Yet, the debate has drawn a number of responses that lend support to its aging reality. The Agricultural Act of 2014 demonstrates the U.S. government’s support for young farmers by allotting funds to assist the transfer of farmland and altering the acreage limit so that more farmers may qualify for the federal loans.[vii] On a smaller scale, West Virginia’s Commissioner of Agriculture is attempting to inspire young people to pursue careers in agriculture by creating a competition for students to present why local food matters.[viii] The winner will serve as an honorary Commissioner of Agriculture during the State Fair.[ix]
One stable solution proposed by the National Young Farmers Coalition is that young farmers should be included in the Public Service Loan Forgiveness Program (PSLF), which provides debt relief for professionals serving in the public interest sector.[x] The PSLF is a long-term commitment partnership between the federal government and borrowers that requires the borrower to make ten years’ worth of on-time, income-based payments in exchange for the cancellation of their loan balance.[xi] The public service farmers contribute to their rural communities by cultivating and supplying locally grown food onto American tables, and therefore, the federal government should afford them this classification.[xii]
The PSLF approach almost guarantees that young farmers will stay in the industry for at least ten years.
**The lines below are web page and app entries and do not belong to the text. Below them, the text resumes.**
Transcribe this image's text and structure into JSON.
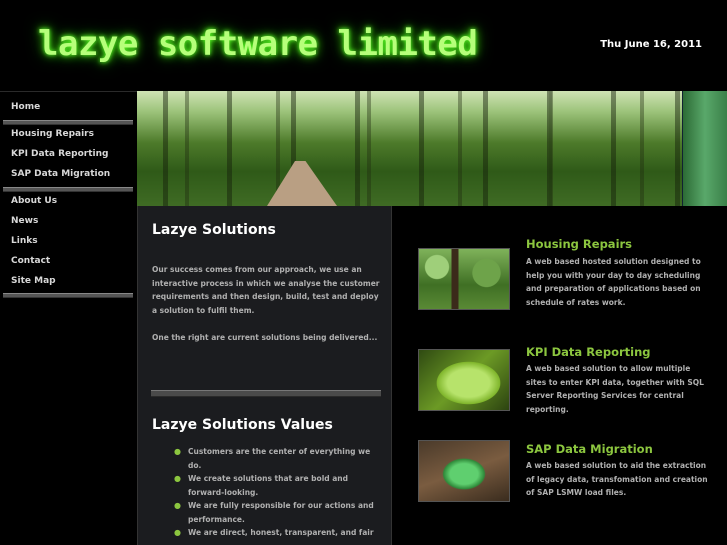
{
  "header": {
    "logo_text": "lazye software limited",
    "date": "Thu June 16, 2011"
  },
  "nav": {
    "items": [
      {
        "label": "Home"
      },
      {
        "label": "Housing Repairs"
      },
      {
        "label": "KPI Data Reporting"
      },
      {
        "label": "SAP Data Migration"
      },
      {
        "label": "About Us"
      },
      {
        "label": "News"
      },
      {
        "label": "Links"
      },
      {
        "label": "Contact"
      },
      {
        "label": "Site Map"
      }
    ]
  },
  "intro": {
    "title": "Lazye Solutions",
    "paragraph1": "Our success comes from our approach, we use an interactive process in which we analyse the customer requirements and then design, build, test and deploy a solution to fulfil them.",
    "paragraph2": "One the right are current solutions being delivered..."
  },
  "values": {
    "title": "Lazye Solutions Values",
    "items": [
      "Customers are the center of everything we do.",
      "We create solutions that are bold and forward-looking.",
      "We are fully responsible for our actions and performance.",
      "We are direct, honest, transparent, and fair"
    ]
  },
  "solutions": [
    {
      "title": "Housing Repairs",
      "description": "A web based hosted solution designed to help you with your day to day scheduling and preparation of applications based on schedule of rates work."
    },
    {
      "title": "KPI Data Reporting",
      "description": "A web based solution to allow multiple sites to enter KPI data, together with SQL Server Reporting Services for central reporting."
    },
    {
      "title": "SAP Data Migration",
      "description": "A web based solution to aid the extraction of legacy data, transfomation and creation of SAP LSMW load files."
    }
  ],
  "colors": {
    "accent_green": "#8cc63f",
    "logo_glow": "#5fff2a",
    "panel_bg": "#1b1c1f"
  }
}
There is also a high probability of success in targeting young farmers since many have the time, energy, and resilience to see their projects through.[xiii] If the legislature would adopt this approach, it could lead to the continuation and enhancement of our rural economies while simultaneously combating the aging farmer concern.
[i] Danielle Kurtzleben, The Rapidly Aging U.S. Farmer, U.S. News (Feb. 24, 2014), https://www.usnews.com/news/blogs/data-mine/2014/02/24/us-farmers-are-old-and-getting-much-older.
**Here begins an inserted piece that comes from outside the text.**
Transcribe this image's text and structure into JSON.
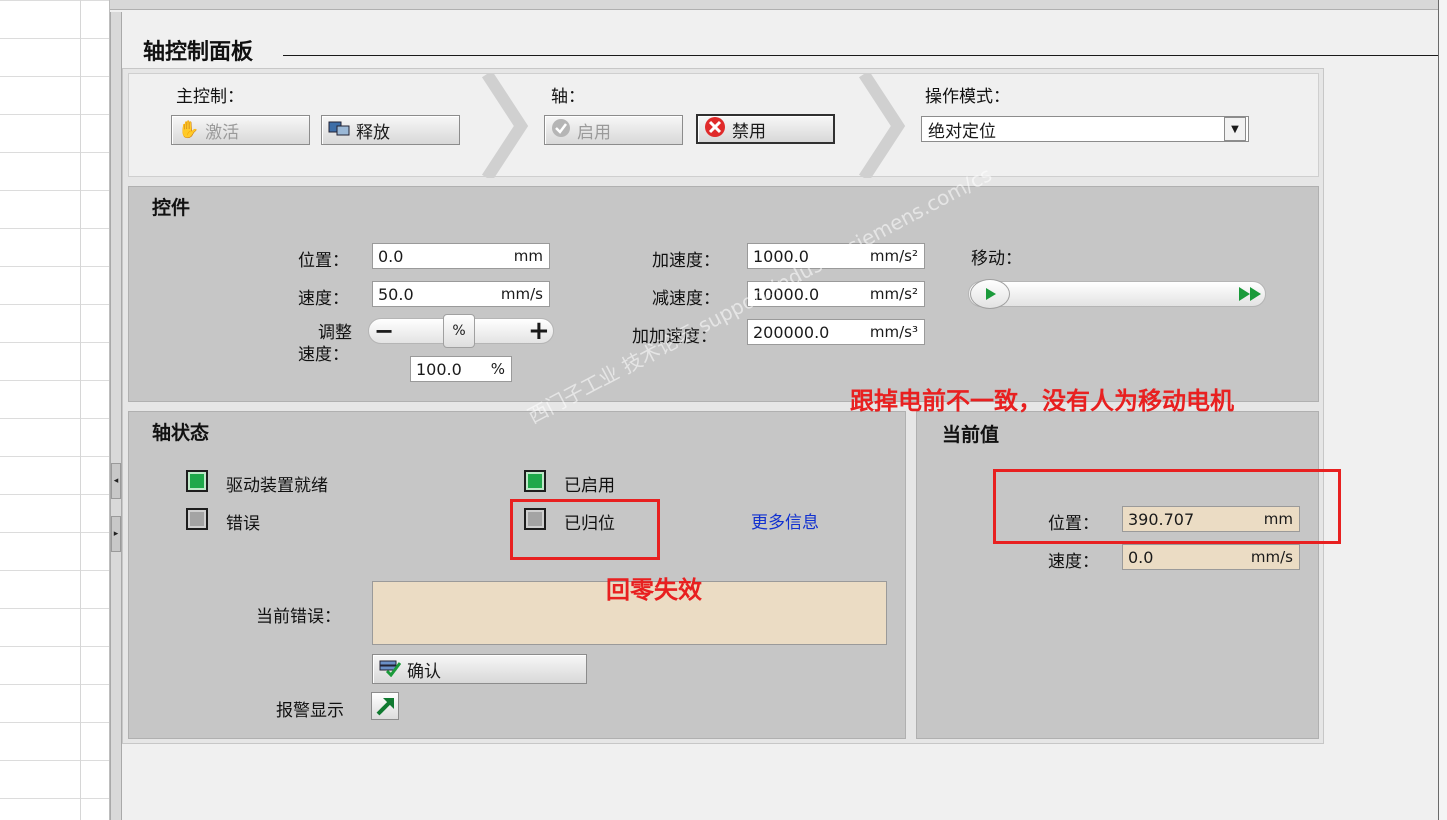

[ii] USDA, Nat’l Agric. Stat. Serv., 2012 Census of Agriculture (2014),https://www.agcensus.usda.gov/Publications/2012/Full_Report/Volume_1,_Chapter_1_US/usv1.pdf.
[iii] USDA, Nat’l Agric. Stat. Serv., Beginning Farmers: Characteristics of Farmers by Years on Current Farm (2014), https://www.agcensus.usda.gov/Publications/2012/Online_Resources/Highlights/Beginning_Farmers/Highlights_Beginning_Farmers.pdf.
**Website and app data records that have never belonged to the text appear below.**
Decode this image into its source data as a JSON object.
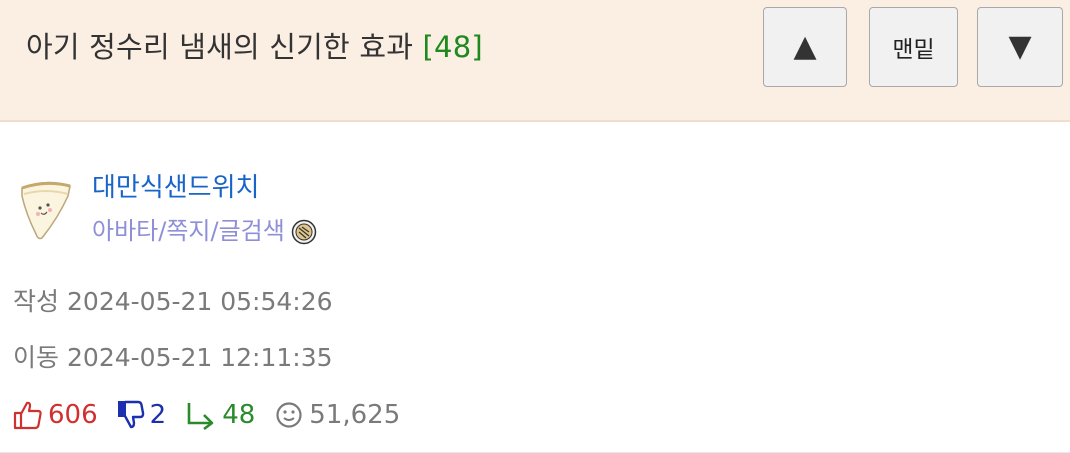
{
  "header": {
    "title": "아기 정수리 냄새의 신기한 효과",
    "comment_count": "[48]",
    "buttons": {
      "up_icon": "triangle-up-icon",
      "bottom_label": "맨밑",
      "down_icon": "triangle-down-icon"
    }
  },
  "author": {
    "name": "대만식샌드위치",
    "links": "아바타/쪽지/글검색",
    "avatar_icon": "sandwich-avatar-icon",
    "badge_icon": "level-badge-icon"
  },
  "meta": {
    "written_label": "작성",
    "written_time": "2024-05-21 05:54:26",
    "moved_label": "이동",
    "moved_time": "2024-05-21 12:11:35"
  },
  "stats": {
    "likes": "606",
    "dislikes": "2",
    "replies": "48",
    "views": "51,625"
  },
  "colors": {
    "header_bg": "#fbeee3",
    "author_name": "#1864c8",
    "author_links": "#8f8fd8",
    "comment_count": "#1e8a1e",
    "likes": "#d03030",
    "dislikes": "#1c2fae",
    "replies": "#2b8a2b",
    "meta": "#7a7a7a"
  }
}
[iv]Carl Zulauf, Putting the Age of U.S. Farmers in Perspective, Ohio St. U. Dep’t of Agric., Envtl., and Dev. Econ. Publ’ns (Oct. 2013), https://aede.osu.edu/sites/aede/files/publication_files/Putting%20the%20Age%20of%20US%20Farmers%20in%20Perspective%20-%20Zulauf.pdf.
[vii] Agric. Act of 2014, Pub. L. No. 113-79, 128 Stat. 649 (2014) (codified as amended in scattered sections of U.S.C.); see also James Williamson, Beginning Farmers and Ranchers and the Agricultural Act of 2014, USDA ERS (June 2, 2014), https://www.ers.usda.gov/amber-waves/2014/june/beginning-farmers-and-ranchers-and-the-agricultural-act-of-2014/.
[viii] Local Food: Why it Matters, WV Dep’t of Agric. (2017), http://www.agriculture.wv.gov/SiteCollectionDocuments/Commissioner%20of%20Agriculture%20for%20a%20Day%20Contest%20(web)2.pdf.
[x] Eric Hansen et al., Farming is Public Service: A Case to Add Farmers to the Public Service Loan Forgiveness Program, Nat’l Young Farmers Coalition (2015), http://www.youngfarmers.org/reports/FIPSReport.pdf.